*Aim of the task*
Set down the records exactly, and omit any image found in them.

-- Material provided follows --

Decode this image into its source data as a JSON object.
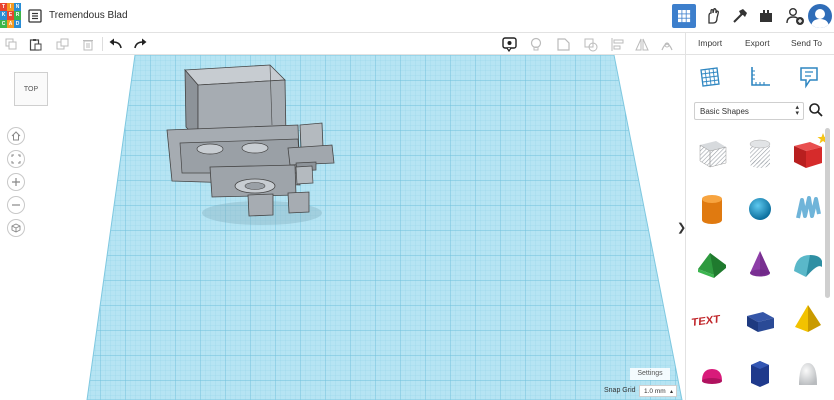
{
  "app": {
    "design_title": "Tremendous Blad",
    "logo_letters": [
      "T",
      "I",
      "N",
      "K",
      "E",
      "R",
      "C",
      "A",
      "D"
    ]
  },
  "toolbar": {
    "icons": [
      "copy-icon",
      "paste-icon",
      "duplicate-icon",
      "delete-icon",
      "undo-icon",
      "redo-icon",
      "note-icon",
      "light-bulb-icon",
      "group-icon",
      "ungroup-icon",
      "align-icon",
      "mirror-icon"
    ]
  },
  "actions": {
    "import": "Import",
    "export": "Export",
    "send_to": "Send To"
  },
  "panel": {
    "category": "Basic Shapes",
    "shapes": [
      "box-hole",
      "cylinder-hole",
      "box",
      "cylinder",
      "sphere",
      "scribble",
      "roof",
      "cone",
      "round-roof",
      "text",
      "wedge",
      "pyramid",
      "half-sphere",
      "polygon",
      "paraboloid"
    ]
  },
  "viewport": {
    "viewcube_label": "TOP",
    "settings_label": "Settings",
    "snap_grid_label": "Snap Grid",
    "snap_grid_value": "1.0 mm"
  },
  "colors": {
    "accent": "#3d7fcc",
    "grid_bg": "#a9dff0",
    "grid_line": "#7fc8e0"
  }
}
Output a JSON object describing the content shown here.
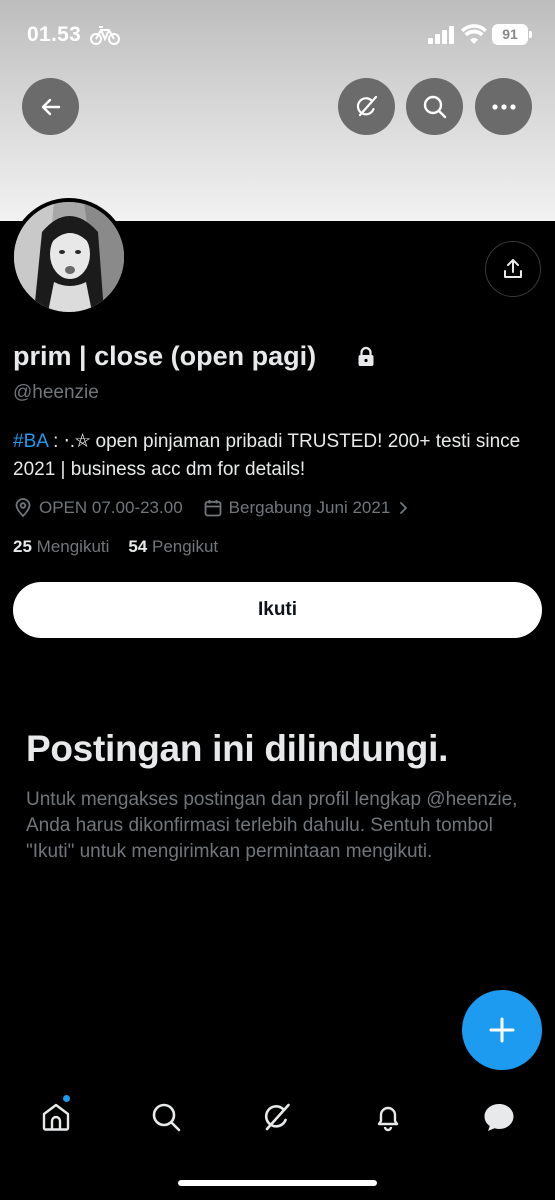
{
  "status_bar": {
    "time": "01.53",
    "battery": "91"
  },
  "profile": {
    "display_name": "prim | close (open pagi)",
    "handle": "@heenzie",
    "bio_hashtag": "#BA",
    "bio_text": " : ⋅.⛤ open pinjaman pribadi TRUSTED! 200+ testi since 2021 | business acc dm for details!",
    "location": "OPEN 07.00-23.00",
    "joined": "Bergabung Juni 2021",
    "following_count": "25",
    "following_label": "Mengikuti",
    "followers_count": "54",
    "followers_label": "Pengikut",
    "follow_button": "Ikuti"
  },
  "protected": {
    "title": "Postingan ini dilindungi.",
    "description": "Untuk mengakses postingan dan profil lengkap @heenzie, Anda harus dikonfirmasi terlebih dahulu. Sentuh tombol \"Ikuti\" untuk mengirimkan permintaan mengikuti."
  },
  "icons": {
    "back": "arrow-left-icon",
    "grok": "grok-icon",
    "search": "search-icon",
    "more": "more-icon",
    "share": "share-icon",
    "lock": "lock-icon",
    "location": "location-pin-icon",
    "calendar": "calendar-icon",
    "compose": "plus-icon",
    "nav": [
      "home-icon",
      "search-icon",
      "grok-icon",
      "bell-icon",
      "message-icon"
    ]
  },
  "colors": {
    "accent": "#1d9bf0",
    "background": "#000000",
    "muted_text": "#71767b"
  }
}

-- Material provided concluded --

*Worked solution*
Decode this image into its source data as a JSON object.
{
  "app": {
    "design_title": "Tremendous Blad",
    "logo_letters": [
      "T",
      "I",
      "N",
      "K",
      "E",
      "R",
      "C",
      "A",
      "D"
    ]
  },
  "toolbar": {
    "icons": [
      "copy-icon",
      "paste-icon",
      "duplicate-icon",
      "delete-icon",
      "undo-icon",
      "redo-icon",
      "note-icon",
      "light-bulb-icon",
      "group-icon",
      "ungroup-icon",
      "align-icon",
      "mirror-icon"
    ]
  },
  "actions": {
    "import": "Import",
    "export": "Export",
    "send_to": "Send To"
  },
  "panel": {
    "category": "Basic Shapes",
    "shapes": [
      "box-hole",
      "cylinder-hole",
      "box",
      "cylinder",
      "sphere",
      "scribble",
      "roof",
      "cone",
      "round-roof",
      "text",
      "wedge",
      "pyramid",
      "half-sphere",
      "polygon",
      "paraboloid"
    ]
  },
  "viewport": {
    "viewcube_label": "TOP",
    "settings_label": "Settings",
    "snap_grid_label": "Snap Grid",
    "snap_grid_value": "1.0 mm"
  },
  "colors": {
    "accent": "#3d7fcc",
    "grid_bg": "#a9dff0",
    "grid_line": "#7fc8e0"
  }
}
Output a JSON object describing the content shown here.
{
  "status_bar": {
    "time": "01.53",
    "battery": "91"
  },
  "profile": {
    "display_name": "prim | close (open pagi)",
    "handle": "@heenzie",
    "bio_hashtag": "#BA",
    "bio_text": " : ⋅.⛤ open pinjaman pribadi TRUSTED! 200+ testi since 2021 | business acc dm for details!",
    "location": "OPEN 07.00-23.00",
    "joined": "Bergabung Juni 2021",
    "following_count": "25",
    "following_label": "Mengikuti",
    "followers_count": "54",
    "followers_label": "Pengikut",
    "follow_button": "Ikuti"
  },
  "protected": {
    "title": "Postingan ini dilindungi.",
    "description": "Untuk mengakses postingan dan profil lengkap @heenzie, Anda harus dikonfirmasi terlebih dahulu. Sentuh tombol \"Ikuti\" untuk mengirimkan permintaan mengikuti."
  },
  "icons": {
    "back": "arrow-left-icon",
    "grok": "grok-icon",
    "search": "search-icon",
    "more": "more-icon",
    "share": "share-icon",
    "lock": "lock-icon",
    "location": "location-pin-icon",
    "calendar": "calendar-icon",
    "compose": "plus-icon",
    "nav": [
      "home-icon",
      "search-icon",
      "grok-icon",
      "bell-icon",
      "message-icon"
    ]
  },
  "colors": {
    "accent": "#1d9bf0",
    "background": "#000000",
    "muted_text": "#71767b"
  }
}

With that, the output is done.